Migraine is usually throbbing with associated nausea and/or vomiting as well as sensitivity to light and/or noise. It can be one-sided or two-sided. I do not know your son's age, medical history, where the anesthesia was given, what the procedure was, etc and all of these factors may play a role.
If this was true migraine, input from the nerves that go to face can activate migraine mechanisms in a susceptible person. This can occur from pain, stretching the mouth, long periods of wide mouth opening or even unusual neck position with a mild strain. It is not clear to me that the local anesthetic per se was an issue but on some theoretical level, it might be.
If this was not true migraine, there may be a muscle or TMJ (jaw joint related) issue. I do not know if this is a factor. Or, if your son clenches and/or grinds his teeth a lot, the increased strain of the jaw work may be a factor.
As you can see, this is not clear cut. Regardless, one possible approach is to have you son take an anti-inflammatory, like ibuprofen or naproxyn sodium, both over the counter, an hour before the appointment. This may help. Before you do this, you should contact your dentist to make sure this is ok. Both of these medications can cause a slight increase in bleeding and may not be indicated for your son, so you will need professional guidance. With this limited information, this is the best I can do. Discuss this with your dentist or physician.

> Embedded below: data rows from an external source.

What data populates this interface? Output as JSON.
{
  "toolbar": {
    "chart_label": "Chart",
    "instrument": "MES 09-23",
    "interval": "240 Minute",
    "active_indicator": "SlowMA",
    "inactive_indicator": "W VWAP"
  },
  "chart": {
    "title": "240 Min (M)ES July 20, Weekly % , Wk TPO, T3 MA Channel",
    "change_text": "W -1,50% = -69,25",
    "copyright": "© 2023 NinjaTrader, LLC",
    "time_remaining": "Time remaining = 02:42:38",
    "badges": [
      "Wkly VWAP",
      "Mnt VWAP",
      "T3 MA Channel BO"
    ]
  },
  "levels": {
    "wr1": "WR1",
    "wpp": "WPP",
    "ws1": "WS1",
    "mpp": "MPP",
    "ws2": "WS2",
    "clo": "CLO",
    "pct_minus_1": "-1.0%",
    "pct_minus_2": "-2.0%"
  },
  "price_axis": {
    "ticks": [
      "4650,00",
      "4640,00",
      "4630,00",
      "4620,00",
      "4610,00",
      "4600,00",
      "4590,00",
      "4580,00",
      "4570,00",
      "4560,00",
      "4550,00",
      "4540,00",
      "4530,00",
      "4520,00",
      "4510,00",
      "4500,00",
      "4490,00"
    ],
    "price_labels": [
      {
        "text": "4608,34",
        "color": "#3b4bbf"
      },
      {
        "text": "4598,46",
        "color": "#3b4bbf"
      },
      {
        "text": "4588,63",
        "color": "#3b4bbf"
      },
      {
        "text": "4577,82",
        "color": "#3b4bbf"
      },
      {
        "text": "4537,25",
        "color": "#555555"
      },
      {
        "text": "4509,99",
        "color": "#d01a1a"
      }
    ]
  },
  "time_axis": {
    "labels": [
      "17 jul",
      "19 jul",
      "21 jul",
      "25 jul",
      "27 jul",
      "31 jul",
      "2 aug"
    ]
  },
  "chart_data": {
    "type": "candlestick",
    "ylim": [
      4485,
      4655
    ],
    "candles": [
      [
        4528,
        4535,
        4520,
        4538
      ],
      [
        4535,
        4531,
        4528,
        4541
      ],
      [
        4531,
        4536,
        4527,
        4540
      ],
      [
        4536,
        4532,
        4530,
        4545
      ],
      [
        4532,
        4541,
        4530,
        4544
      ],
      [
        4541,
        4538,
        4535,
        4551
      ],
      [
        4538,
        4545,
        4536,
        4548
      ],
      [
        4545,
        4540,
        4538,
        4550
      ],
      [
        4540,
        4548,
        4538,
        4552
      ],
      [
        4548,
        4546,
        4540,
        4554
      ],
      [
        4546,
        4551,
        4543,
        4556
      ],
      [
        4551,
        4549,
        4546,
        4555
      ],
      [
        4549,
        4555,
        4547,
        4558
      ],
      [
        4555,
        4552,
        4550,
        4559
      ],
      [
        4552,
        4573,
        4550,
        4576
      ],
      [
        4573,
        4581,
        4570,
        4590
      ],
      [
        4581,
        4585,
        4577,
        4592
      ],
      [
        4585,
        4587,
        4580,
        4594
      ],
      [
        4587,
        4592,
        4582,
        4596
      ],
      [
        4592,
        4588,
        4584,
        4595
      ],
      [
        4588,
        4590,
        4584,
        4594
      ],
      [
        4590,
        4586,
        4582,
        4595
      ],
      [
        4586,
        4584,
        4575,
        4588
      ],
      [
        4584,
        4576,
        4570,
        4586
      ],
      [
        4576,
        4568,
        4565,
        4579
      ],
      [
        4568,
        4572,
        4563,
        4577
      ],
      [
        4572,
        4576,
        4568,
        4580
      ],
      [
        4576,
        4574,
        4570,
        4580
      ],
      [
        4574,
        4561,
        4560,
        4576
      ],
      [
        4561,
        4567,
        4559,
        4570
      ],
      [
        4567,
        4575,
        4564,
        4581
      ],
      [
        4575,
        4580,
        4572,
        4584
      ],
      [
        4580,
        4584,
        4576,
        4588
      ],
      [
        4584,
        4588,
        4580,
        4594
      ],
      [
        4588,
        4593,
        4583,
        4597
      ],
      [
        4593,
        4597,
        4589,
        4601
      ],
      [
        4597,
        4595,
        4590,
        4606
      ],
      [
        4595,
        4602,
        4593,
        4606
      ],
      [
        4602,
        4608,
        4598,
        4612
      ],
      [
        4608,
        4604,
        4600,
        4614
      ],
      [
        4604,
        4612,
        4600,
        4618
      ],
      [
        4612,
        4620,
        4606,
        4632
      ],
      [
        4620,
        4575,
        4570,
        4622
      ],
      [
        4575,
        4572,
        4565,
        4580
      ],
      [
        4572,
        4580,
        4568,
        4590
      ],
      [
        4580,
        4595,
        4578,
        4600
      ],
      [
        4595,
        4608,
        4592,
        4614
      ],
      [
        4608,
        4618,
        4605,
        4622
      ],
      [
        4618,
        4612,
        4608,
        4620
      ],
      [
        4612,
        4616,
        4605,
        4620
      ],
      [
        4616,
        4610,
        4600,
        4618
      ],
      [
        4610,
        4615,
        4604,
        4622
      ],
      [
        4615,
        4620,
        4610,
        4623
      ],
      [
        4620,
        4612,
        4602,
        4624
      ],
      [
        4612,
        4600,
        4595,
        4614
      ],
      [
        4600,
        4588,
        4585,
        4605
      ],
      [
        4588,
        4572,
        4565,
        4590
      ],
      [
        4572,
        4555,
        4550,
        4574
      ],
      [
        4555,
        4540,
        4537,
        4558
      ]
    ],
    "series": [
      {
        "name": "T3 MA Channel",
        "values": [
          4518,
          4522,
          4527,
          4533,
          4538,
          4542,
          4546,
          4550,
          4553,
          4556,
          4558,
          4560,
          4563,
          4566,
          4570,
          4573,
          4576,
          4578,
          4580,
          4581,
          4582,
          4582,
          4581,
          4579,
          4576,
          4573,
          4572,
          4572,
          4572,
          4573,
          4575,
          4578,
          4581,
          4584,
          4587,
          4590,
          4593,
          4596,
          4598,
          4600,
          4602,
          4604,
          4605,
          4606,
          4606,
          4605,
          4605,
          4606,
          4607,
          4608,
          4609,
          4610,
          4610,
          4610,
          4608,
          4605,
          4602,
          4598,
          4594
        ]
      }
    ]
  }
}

Steven I Ganzberg, SB, DMD, MS
Formerly, Clinical Professor of Dentistry
College of Dentistry
The Ohio State University